However, the remainder of Schilawski’s two years with the Revolution never kept pace with that early promise. After the club released him in 2012, he eventually returned home and signed with the RailHawks, hoping to revive his playing career and earn another chance at MLS.

“Your first couple of years here you still think you can get a sniff and get into camp with MLS teams,” Schilawski explains. “And I had a couple of looks [in 2012], but it didn’t work out between them and the RailHawks. In 2013 there were a lot of conversations with Chicago [Fire] … and I was going to go into preseason with them, but I broke my foot. So it just seems like that ship had sailed for me.”

Still, the 2012 signing of Schilawski, a hometown star, remains an important moment for the RailHawks.

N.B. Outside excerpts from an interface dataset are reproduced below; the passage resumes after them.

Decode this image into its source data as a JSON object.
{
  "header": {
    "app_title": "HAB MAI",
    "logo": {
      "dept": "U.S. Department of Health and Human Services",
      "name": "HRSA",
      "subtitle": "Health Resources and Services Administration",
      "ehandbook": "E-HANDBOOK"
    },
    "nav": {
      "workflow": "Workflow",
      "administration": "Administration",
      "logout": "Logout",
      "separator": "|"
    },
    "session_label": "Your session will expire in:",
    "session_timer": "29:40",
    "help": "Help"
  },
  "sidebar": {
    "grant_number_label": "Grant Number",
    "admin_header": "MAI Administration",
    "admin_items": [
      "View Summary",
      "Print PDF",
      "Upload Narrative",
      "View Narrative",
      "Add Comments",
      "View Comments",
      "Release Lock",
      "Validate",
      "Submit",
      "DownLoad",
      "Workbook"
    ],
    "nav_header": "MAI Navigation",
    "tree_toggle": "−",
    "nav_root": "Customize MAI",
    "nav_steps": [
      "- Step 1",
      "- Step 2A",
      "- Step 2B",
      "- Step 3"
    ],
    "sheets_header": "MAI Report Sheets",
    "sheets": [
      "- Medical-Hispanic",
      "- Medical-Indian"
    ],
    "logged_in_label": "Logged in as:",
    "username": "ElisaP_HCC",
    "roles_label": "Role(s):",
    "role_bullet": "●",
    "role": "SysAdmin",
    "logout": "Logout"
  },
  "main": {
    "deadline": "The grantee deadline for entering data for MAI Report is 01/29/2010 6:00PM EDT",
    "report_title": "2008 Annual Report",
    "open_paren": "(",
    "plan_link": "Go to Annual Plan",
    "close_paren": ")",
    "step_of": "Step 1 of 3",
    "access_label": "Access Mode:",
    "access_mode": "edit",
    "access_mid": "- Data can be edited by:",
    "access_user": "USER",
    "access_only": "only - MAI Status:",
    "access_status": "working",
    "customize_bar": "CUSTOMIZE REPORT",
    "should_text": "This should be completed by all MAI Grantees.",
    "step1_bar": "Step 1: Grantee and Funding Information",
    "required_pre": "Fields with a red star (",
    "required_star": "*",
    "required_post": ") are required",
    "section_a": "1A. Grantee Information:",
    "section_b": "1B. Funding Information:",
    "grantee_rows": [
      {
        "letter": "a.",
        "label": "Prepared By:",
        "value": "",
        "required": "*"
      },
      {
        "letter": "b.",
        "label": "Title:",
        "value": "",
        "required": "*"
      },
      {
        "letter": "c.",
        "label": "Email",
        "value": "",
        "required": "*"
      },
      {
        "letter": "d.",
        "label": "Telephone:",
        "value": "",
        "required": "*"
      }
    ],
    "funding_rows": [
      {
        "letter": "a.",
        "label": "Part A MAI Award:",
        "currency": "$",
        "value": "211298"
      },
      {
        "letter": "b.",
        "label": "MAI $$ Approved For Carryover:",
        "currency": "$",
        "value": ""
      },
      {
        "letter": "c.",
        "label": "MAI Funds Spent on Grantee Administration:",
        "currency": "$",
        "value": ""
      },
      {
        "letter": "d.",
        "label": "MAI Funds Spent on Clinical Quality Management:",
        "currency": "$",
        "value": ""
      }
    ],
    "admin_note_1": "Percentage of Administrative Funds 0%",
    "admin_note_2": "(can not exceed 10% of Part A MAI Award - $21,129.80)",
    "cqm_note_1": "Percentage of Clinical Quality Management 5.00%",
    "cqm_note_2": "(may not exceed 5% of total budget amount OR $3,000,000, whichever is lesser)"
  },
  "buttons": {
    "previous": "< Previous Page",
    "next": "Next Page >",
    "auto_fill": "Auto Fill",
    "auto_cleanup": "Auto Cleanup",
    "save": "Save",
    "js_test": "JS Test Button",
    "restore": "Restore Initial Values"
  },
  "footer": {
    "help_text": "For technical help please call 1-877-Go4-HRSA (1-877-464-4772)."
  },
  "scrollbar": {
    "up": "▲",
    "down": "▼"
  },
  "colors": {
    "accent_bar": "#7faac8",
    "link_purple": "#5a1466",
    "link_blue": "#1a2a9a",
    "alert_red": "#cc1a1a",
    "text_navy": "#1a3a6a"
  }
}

“He was a player that came out of college with a big reputation and went to MLS and did pretty well,” Clarke says. “He just couldn’t find that right fit. He came back to us, and he’s been a leader. He’s been that player in the locker room who has kept everybody together.”

Although Schilawski is eager to embark on this next step in his life, preparing to leave the sport he’s played since childhood hasn’t been easy.

“It’s been a nightmare,” he concedes. “I don’t want to stop playing; I love it. But I think it’s the right decision and the most practical thing for me to do.”

Even the parts of playing soccer that Schilawski won’t miss are already tinged with nostalgia.

“I don’t know if I’ll miss the trip to Edmonton to play on some terrible field a continent away,” Schilawski admits with a laugh. “But 10 years from now sitting in a cubicle or something, I might be like, ‘Man, I wish I was on those old fields.’”

However, when asked about the parts he’ll miss the most, Schilawski’s answers come quicker—and conspicuously couched in the past tense.

“Just not being in the locker room. Not having fun with the guys, not joking around every day and things like that … [Carolina’s] been an unbelievable place to play. In my pro career, it’s been the most rewarding soccer-wise. It’s been a lot of fun, a great place to play in a great town, my hometown.”